Component data from apps and pages
------------------------

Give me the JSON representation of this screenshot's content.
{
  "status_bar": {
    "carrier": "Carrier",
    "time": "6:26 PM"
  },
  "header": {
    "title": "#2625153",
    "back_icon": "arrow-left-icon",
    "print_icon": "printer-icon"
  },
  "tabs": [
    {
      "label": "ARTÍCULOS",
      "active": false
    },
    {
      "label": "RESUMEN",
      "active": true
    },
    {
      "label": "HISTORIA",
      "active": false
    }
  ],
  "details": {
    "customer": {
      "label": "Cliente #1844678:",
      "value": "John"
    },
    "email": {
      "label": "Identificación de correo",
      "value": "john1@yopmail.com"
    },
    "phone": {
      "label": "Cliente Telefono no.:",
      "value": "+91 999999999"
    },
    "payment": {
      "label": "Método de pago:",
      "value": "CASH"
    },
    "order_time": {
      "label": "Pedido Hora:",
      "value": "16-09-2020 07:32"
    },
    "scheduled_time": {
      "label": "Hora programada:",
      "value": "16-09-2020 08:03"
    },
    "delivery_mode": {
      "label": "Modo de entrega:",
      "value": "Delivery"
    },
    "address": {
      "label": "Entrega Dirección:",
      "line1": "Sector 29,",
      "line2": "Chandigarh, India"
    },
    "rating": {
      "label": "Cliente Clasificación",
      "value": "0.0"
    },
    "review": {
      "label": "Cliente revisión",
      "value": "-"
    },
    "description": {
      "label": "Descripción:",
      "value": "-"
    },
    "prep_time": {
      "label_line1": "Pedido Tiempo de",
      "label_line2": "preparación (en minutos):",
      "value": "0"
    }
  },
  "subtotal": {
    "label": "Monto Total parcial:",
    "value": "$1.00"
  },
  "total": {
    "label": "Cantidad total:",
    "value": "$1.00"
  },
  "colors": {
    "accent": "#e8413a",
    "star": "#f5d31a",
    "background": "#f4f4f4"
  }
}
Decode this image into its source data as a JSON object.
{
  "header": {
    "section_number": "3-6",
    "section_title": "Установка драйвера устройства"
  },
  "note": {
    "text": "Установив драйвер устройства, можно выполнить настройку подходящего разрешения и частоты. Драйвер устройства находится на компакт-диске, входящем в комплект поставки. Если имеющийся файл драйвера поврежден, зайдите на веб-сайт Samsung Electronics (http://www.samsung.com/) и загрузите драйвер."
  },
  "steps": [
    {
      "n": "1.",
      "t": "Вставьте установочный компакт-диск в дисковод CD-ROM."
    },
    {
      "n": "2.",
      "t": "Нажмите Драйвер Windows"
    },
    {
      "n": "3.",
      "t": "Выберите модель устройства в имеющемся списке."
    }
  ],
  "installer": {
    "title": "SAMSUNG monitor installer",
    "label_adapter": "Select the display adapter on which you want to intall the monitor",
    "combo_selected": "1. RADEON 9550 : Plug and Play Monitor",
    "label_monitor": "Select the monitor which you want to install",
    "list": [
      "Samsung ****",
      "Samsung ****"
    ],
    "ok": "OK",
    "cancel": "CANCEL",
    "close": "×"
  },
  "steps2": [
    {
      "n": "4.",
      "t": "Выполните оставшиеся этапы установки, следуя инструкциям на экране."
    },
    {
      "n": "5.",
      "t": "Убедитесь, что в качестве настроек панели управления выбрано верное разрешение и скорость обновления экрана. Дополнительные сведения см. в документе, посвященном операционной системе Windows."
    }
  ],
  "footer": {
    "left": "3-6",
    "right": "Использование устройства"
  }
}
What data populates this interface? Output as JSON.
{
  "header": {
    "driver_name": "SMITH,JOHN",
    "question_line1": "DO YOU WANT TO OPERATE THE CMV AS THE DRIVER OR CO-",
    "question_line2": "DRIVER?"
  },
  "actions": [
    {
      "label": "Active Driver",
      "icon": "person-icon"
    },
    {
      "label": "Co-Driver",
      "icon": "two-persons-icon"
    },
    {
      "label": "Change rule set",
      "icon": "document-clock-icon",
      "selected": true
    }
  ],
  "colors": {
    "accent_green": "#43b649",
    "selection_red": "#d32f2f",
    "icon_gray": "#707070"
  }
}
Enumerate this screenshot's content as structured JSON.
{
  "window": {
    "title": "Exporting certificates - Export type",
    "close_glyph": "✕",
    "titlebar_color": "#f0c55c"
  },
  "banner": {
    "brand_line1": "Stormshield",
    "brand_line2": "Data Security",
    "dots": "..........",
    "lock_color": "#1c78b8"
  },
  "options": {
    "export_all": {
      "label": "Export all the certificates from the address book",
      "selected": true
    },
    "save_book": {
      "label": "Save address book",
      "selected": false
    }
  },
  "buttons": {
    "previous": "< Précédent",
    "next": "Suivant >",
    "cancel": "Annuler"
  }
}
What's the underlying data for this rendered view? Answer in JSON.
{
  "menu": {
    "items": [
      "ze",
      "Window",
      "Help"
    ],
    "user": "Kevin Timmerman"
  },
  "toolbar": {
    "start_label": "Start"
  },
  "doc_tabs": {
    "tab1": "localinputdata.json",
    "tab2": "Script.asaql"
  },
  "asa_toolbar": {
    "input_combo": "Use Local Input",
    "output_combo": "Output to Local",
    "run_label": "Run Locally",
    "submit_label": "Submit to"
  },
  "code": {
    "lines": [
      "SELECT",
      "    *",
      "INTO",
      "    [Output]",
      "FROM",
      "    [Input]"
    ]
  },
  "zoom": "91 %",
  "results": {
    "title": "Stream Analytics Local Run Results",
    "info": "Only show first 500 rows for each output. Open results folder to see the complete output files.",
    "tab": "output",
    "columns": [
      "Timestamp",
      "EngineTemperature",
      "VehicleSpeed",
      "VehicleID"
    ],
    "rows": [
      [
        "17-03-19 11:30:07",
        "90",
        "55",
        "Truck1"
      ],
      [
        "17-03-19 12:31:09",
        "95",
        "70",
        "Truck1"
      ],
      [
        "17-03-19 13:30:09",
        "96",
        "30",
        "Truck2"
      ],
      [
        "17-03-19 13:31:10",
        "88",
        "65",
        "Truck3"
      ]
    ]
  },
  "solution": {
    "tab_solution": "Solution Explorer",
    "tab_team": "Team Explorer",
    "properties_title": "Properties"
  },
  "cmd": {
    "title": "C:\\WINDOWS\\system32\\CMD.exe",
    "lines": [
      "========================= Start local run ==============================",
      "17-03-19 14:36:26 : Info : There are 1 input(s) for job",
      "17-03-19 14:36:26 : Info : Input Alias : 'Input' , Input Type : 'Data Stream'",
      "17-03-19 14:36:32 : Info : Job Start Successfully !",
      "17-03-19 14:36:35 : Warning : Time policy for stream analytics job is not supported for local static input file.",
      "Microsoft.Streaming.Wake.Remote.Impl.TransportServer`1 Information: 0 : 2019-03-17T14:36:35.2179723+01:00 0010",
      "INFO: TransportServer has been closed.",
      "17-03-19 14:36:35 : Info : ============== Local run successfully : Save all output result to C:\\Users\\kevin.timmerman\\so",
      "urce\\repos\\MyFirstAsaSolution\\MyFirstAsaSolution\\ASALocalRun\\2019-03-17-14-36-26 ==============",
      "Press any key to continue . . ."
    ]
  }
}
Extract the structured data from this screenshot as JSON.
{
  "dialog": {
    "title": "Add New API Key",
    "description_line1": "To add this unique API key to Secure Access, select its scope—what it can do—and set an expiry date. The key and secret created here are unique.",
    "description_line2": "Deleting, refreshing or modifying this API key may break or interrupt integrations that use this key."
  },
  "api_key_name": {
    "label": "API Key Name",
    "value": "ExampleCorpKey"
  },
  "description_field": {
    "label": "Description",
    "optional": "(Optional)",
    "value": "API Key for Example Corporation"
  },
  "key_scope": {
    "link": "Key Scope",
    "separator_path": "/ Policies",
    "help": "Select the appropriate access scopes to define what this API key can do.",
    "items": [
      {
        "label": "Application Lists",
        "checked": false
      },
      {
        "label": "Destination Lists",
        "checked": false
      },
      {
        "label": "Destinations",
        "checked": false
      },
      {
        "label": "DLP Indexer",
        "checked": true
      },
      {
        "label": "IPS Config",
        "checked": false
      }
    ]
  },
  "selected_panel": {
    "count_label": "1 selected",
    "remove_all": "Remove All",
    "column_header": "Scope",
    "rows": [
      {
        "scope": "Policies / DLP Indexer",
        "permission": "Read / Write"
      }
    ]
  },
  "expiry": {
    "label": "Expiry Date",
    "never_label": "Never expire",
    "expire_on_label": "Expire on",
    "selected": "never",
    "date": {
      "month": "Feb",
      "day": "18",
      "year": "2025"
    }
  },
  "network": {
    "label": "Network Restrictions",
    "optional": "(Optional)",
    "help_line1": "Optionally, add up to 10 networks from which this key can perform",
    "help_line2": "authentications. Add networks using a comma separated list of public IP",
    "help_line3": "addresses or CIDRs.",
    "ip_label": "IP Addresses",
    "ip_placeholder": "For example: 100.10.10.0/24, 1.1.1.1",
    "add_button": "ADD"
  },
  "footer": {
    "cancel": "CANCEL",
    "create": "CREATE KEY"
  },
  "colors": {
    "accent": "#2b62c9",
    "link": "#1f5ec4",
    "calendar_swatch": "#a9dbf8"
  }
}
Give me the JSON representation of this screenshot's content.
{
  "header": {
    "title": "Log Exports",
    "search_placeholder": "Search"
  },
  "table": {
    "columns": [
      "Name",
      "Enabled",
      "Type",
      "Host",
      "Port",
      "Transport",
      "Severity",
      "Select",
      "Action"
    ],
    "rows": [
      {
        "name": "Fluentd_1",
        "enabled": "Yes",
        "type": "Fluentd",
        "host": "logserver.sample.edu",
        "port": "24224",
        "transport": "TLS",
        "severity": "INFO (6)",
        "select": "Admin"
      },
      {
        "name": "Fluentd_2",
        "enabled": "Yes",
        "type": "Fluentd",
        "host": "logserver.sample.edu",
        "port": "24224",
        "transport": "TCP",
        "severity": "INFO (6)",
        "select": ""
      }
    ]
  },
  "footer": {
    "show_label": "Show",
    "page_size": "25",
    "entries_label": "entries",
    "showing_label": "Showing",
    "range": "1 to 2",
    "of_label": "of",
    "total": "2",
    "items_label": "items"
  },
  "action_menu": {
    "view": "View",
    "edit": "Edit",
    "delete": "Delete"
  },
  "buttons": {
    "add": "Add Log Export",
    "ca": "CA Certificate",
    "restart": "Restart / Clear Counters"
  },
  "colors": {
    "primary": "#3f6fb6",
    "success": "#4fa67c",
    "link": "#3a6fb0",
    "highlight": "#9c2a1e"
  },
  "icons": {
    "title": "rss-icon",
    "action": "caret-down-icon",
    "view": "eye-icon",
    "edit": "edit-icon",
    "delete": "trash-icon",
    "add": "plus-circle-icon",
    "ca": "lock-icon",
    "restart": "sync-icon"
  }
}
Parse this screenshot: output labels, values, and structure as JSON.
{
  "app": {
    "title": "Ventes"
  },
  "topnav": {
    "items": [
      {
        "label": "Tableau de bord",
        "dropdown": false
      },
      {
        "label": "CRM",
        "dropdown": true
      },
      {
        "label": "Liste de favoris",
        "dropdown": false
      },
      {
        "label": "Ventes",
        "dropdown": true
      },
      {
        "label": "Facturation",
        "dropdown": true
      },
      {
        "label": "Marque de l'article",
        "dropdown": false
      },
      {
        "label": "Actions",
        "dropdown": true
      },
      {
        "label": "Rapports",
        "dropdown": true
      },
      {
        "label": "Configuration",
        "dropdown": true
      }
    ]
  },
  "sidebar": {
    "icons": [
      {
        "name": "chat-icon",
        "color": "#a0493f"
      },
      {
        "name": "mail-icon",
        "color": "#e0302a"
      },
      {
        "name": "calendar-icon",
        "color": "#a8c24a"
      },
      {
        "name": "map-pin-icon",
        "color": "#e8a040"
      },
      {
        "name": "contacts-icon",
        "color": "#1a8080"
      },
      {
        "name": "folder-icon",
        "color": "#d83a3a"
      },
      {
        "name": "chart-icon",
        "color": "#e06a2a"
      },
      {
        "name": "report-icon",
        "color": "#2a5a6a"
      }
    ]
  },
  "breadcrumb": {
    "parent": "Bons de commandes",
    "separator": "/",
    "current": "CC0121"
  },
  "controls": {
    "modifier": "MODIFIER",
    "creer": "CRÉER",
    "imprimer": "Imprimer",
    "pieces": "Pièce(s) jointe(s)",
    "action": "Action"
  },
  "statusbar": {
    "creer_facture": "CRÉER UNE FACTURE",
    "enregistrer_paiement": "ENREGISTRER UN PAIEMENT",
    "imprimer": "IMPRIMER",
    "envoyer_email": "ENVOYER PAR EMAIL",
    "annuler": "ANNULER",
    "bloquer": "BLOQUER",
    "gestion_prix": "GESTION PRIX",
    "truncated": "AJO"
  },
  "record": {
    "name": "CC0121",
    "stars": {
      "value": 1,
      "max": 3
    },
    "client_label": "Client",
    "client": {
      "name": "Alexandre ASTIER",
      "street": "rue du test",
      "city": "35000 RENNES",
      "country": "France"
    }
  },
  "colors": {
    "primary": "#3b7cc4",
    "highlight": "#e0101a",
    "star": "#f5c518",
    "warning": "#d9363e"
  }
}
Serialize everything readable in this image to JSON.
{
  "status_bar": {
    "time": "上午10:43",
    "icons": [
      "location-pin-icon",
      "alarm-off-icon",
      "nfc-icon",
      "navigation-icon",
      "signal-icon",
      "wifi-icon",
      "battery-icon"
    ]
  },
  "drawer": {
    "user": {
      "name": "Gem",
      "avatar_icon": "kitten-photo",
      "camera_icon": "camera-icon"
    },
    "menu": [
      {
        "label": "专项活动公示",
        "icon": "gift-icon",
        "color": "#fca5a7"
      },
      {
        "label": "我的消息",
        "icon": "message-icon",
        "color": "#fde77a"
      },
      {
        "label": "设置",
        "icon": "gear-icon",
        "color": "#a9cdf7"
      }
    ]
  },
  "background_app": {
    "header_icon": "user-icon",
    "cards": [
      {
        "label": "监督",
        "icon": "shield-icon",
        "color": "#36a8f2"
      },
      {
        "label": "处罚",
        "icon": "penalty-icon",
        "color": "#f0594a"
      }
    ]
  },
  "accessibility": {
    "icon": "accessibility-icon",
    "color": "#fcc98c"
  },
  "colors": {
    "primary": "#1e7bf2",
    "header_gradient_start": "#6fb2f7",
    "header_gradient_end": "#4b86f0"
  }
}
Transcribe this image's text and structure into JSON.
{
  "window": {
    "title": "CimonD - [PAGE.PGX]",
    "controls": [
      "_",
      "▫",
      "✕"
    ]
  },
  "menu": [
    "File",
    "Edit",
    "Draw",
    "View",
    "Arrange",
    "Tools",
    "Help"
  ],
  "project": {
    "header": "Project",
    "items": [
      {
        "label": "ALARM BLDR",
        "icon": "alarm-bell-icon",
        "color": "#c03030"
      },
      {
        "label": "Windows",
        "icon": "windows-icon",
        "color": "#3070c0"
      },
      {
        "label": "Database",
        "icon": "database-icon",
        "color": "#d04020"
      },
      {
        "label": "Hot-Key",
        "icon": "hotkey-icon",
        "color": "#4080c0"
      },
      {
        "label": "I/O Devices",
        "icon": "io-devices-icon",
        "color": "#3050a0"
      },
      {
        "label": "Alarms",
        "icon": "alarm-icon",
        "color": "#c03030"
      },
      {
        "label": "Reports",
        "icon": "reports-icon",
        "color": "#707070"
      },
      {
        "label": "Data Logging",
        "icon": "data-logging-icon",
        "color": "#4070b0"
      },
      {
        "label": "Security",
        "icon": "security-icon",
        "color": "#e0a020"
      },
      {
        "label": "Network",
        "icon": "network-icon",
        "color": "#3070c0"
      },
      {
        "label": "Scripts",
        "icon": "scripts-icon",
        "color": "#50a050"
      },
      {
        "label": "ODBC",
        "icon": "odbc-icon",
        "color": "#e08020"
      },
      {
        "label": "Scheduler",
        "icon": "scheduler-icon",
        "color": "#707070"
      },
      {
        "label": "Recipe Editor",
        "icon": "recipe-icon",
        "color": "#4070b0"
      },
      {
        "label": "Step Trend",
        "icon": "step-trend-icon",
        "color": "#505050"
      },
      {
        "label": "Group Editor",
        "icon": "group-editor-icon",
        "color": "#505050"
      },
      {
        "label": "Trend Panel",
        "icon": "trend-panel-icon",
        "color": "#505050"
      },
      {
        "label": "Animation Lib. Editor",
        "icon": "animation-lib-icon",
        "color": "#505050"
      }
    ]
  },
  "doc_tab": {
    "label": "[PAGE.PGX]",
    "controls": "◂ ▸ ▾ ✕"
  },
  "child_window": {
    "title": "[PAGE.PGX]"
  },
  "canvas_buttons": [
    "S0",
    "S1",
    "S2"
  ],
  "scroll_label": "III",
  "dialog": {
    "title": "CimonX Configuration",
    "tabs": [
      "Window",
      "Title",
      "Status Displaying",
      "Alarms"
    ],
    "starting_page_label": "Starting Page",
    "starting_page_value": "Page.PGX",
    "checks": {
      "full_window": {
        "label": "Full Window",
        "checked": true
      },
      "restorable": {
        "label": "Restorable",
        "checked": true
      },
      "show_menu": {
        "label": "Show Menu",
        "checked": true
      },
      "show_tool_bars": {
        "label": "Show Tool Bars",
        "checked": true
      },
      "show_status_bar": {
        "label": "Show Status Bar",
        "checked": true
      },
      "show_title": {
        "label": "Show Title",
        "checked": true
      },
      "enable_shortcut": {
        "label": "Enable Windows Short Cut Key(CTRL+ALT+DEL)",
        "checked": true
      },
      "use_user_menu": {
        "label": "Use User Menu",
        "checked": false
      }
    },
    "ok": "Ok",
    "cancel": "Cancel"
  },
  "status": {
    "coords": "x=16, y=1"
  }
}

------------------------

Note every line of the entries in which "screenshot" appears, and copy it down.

→ **Output of the task**:
Give me the JSON representation of this screenshot's content.
Enumerate this screenshot's content as structured JSON.
Extract the structured data from this screenshot as JSON.
Give me the JSON representation of this screenshot's content.
Parse this screenshot: output labels, values, and structure as JSON.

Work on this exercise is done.